5. Go for a hike

winter hikeSorry, but this one just never gets old! The great thing about hiking is that every season has a unique experience to offer! Winter hiking generally means no bugs and having trails primarily to yourself. If your kids are bored with hiking in general, try something new, like a sensory hike where you pay particular attention to the sounds, smells, and textures as well as the sights around you.

6. Visit a botanical garden or arboretum

viles arboretumThese are generally open year-round and offer a mix of outdoor and indoor experiences. A lot of them also have children’s play areas. If you’re not aware of any in your area, do a quick Google search! Check out the Maine Botanical Gardens or the Viles Arboretum. (P.S., Arboretum is just fancy for a botanical garden just for trees!)

7. Make bird feeders

pinecone birdfeederWe did this awhile back, and it’s been one of my favorite outdoor winter activities that we’ve tried! The birds in our area seemed to enjoy the pine cones that we smothered in peanut butter and coated with birdseed the best!

I love that this activity offers a DIY, the opportunity to get outside and decorate the tree, and the chance to watch the birds after! You can even grab a bird identification book and see if your kids can figure out which types of bird visitors you have!

8. Go to the playground

Judging by the lack of people at playgrounds during colder parts of the year, perhaps the general population needs to be informed that playgrounds don’t disappear during the winter only to magically reappear in the springtime. They are, in fact, still there! All year!

Admittedly, these can be a little hazardous when it’s icy out. But when snow and ice are absent, they’re a great place to take the kids (and yourself) for some fresh air and exercise.

9. Go on a nature scavenger hunt

scaveger hunt outsideSince winter is the time of year that everything is dead, scavenger hunts probably aren’t typically considered when brainstorming outdoor winter activities. 
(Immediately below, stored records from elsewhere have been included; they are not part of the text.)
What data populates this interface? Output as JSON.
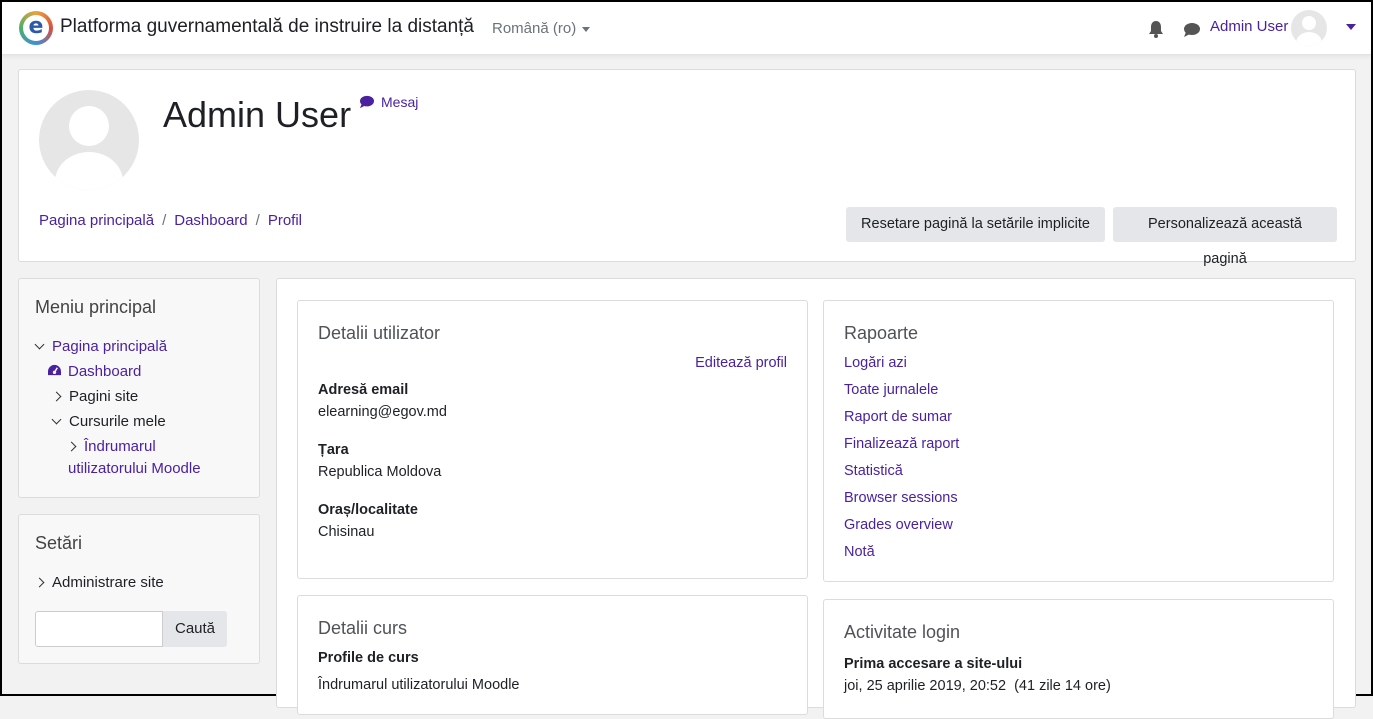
{
  "navbar": {
    "logo_letter": "e",
    "site_title": "Platforma guvernamentală de instruire la distanță",
    "language": "Română (ro)",
    "user_name": "Admin User"
  },
  "header": {
    "title": "Admin User",
    "message_link": "Mesaj",
    "breadcrumb": [
      "Pagina principală",
      "Dashboard",
      "Profil"
    ],
    "breadcrumb_separator": "/",
    "reset_button": "Resetare pagină la setările implicite",
    "customize_button": "Personalizează această pagină"
  },
  "sidebar": {
    "main_menu": {
      "title": "Meniu principal",
      "items": [
        {
          "label": "Pagina principală"
        },
        {
          "label": "Dashboard"
        },
        {
          "label": "Pagini site"
        },
        {
          "label": "Cursurile mele"
        },
        {
          "label_line1": "Îndrumarul",
          "label_line2": "utilizatorului Moodle"
        }
      ]
    },
    "settings": {
      "title": "Setări",
      "items": [
        {
          "label": "Administrare site"
        }
      ],
      "search_placeholder": "",
      "search_button": "Caută"
    }
  },
  "user_details": {
    "title": "Detalii utilizator",
    "edit_link": "Editează profil",
    "fields": [
      {
        "label": "Adresă email",
        "value": "elearning@egov.md"
      },
      {
        "label": "Țara",
        "value": "Republica Moldova"
      },
      {
        "label": "Oraș/localitate",
        "value": "Chisinau"
      }
    ]
  },
  "course_details": {
    "title": "Detalii curs",
    "label": "Profile de curs",
    "course_link": "Îndrumarul utilizatorului Moodle"
  },
  "reports": {
    "title": "Rapoarte",
    "links": [
      "Logări azi",
      "Toate jurnalele",
      "Raport de sumar",
      "Finalizează raport",
      "Statistică",
      "Browser sessions",
      "Grades overview",
      "Notă"
    ]
  },
  "login_activity": {
    "title": "Activitate login",
    "first_access_label": "Prima accesare a site-ului",
    "first_access_value": "joi, 25 aprilie 2019, 20:52  (41 zile 14 ore)"
  },
  "colors": {
    "accent": "#4a22a0",
    "button_bg": "#e4e6e9",
    "page_bg": "#f2f2f2"
  }
}
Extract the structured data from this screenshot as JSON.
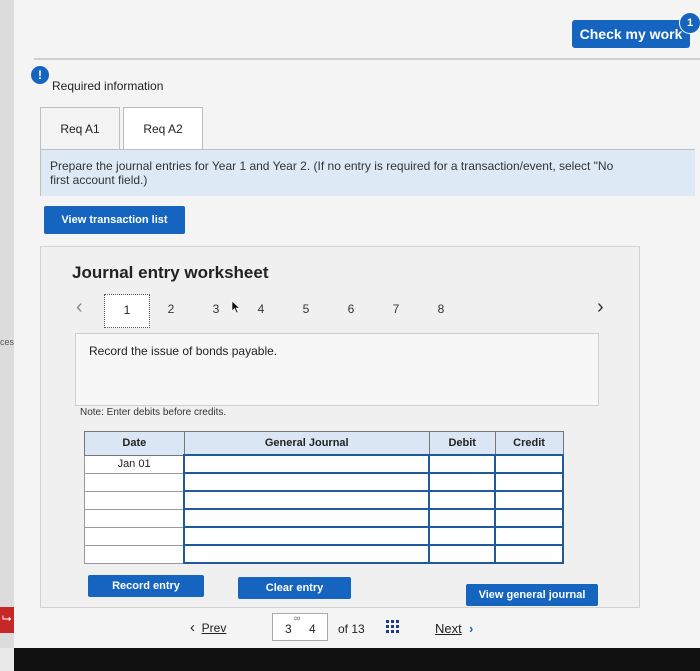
{
  "header": {
    "check_label": "Check my work",
    "badge_count": "1"
  },
  "info": {
    "icon_text": "!",
    "title": "Required information"
  },
  "tabs": [
    {
      "label": "Req A1"
    },
    {
      "label": "Req A2"
    }
  ],
  "instruction": {
    "line1_main": "Prepare the journal entries for Year 1 and Year 2. ",
    "line1_note": "(If no entry is required for a transaction/event, select \"No",
    "line2": "first account field.)"
  },
  "view_txn_label": "View transaction list",
  "worksheet": {
    "title": "Journal entry worksheet",
    "steps": [
      "1",
      "2",
      "3",
      "4",
      "5",
      "6",
      "7",
      "8"
    ],
    "description": "Record the issue of bonds payable.",
    "note": "Note: Enter debits before credits.",
    "columns": {
      "date": "Date",
      "journal": "General Journal",
      "debit": "Debit",
      "credit": "Credit"
    },
    "first_date": "Jan 01"
  },
  "buttons": {
    "record": "Record entry",
    "clear": "Clear entry",
    "view_journal": "View general journal"
  },
  "pager": {
    "prev": "Prev",
    "page_a": "3",
    "page_b": "4",
    "of": "of 13",
    "next": "Next"
  },
  "sidebar": {
    "text": "ces"
  },
  "colors": {
    "accent": "#1565c0",
    "instruction_bg": "#dde9f5",
    "alert": "#c62828"
  }
}
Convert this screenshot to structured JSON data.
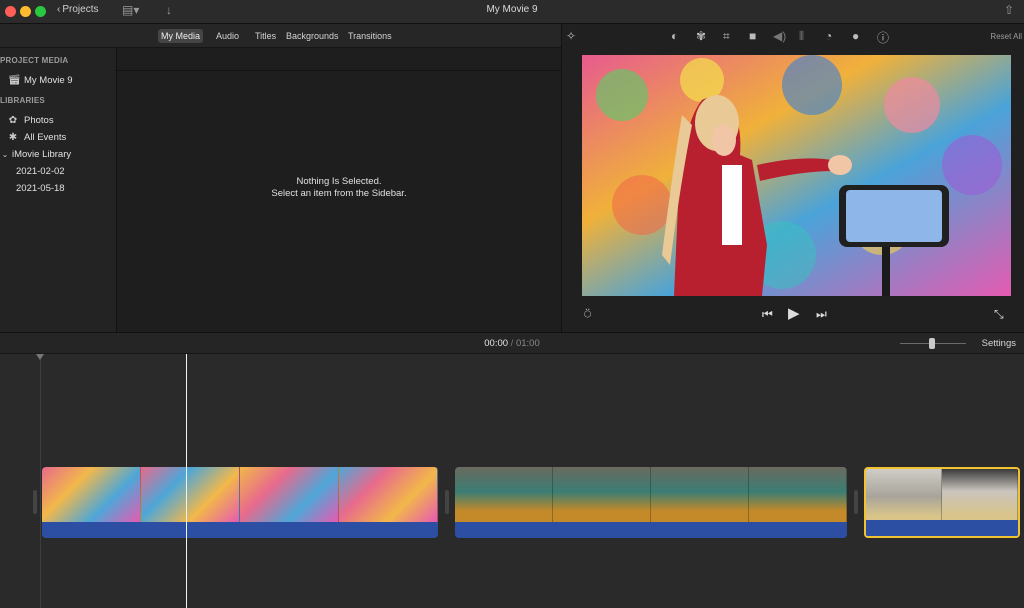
{
  "window": {
    "title": "My Movie 9",
    "back_label": "Projects"
  },
  "browser_tabs": [
    "My Media",
    "Audio",
    "Titles",
    "Backgrounds",
    "Transitions"
  ],
  "active_tab": "My Media",
  "sidebar": {
    "project_media_header": "PROJECT MEDIA",
    "project_item": "My Movie 9",
    "libraries_header": "LIBRARIES",
    "items": [
      {
        "label": "Photos",
        "icon": "photos-icon"
      },
      {
        "label": "All Events",
        "icon": "star-icon"
      },
      {
        "label": "iMovie Library",
        "icon": "disclosure-icon"
      },
      {
        "label": "2021-02-02",
        "icon": ""
      },
      {
        "label": "2021-05-18",
        "icon": ""
      }
    ]
  },
  "browser": {
    "empty_line1": "Nothing Is Selected.",
    "empty_line2": "Select an item from the Sidebar."
  },
  "viewer": {
    "reset_label": "Reset All"
  },
  "timeline": {
    "current_time": "00:00",
    "separator": "/",
    "total_time": "01:00",
    "settings_label": "Settings"
  },
  "colors": {
    "accent_selection": "#f1c232",
    "audio_track": "#2c4ea3"
  }
}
In the winter, be on the lookout for things like deer and moose antlers, berries, seedpods, acorns, evergreens, and dead flower stalks. Try and see if you can discover where bugs are hiding out. Pay attention to the bark on different types of trees and examine it closely with a magnifying glass. Give each child their own mesh collection bag or plastic storage container and compare what everyone gathered afterward!

10. Go to the beach

popham in winterIt may not be quite as fun as swimming there in the summertime, but the beach is still worth a visit during winter! Fly a kite along the shoreline, climb rocks or dunes, explore tide pools, check out a lighthouse, watch the waves, or go rock/shell hunting. FYI – You still might want to bring a towel!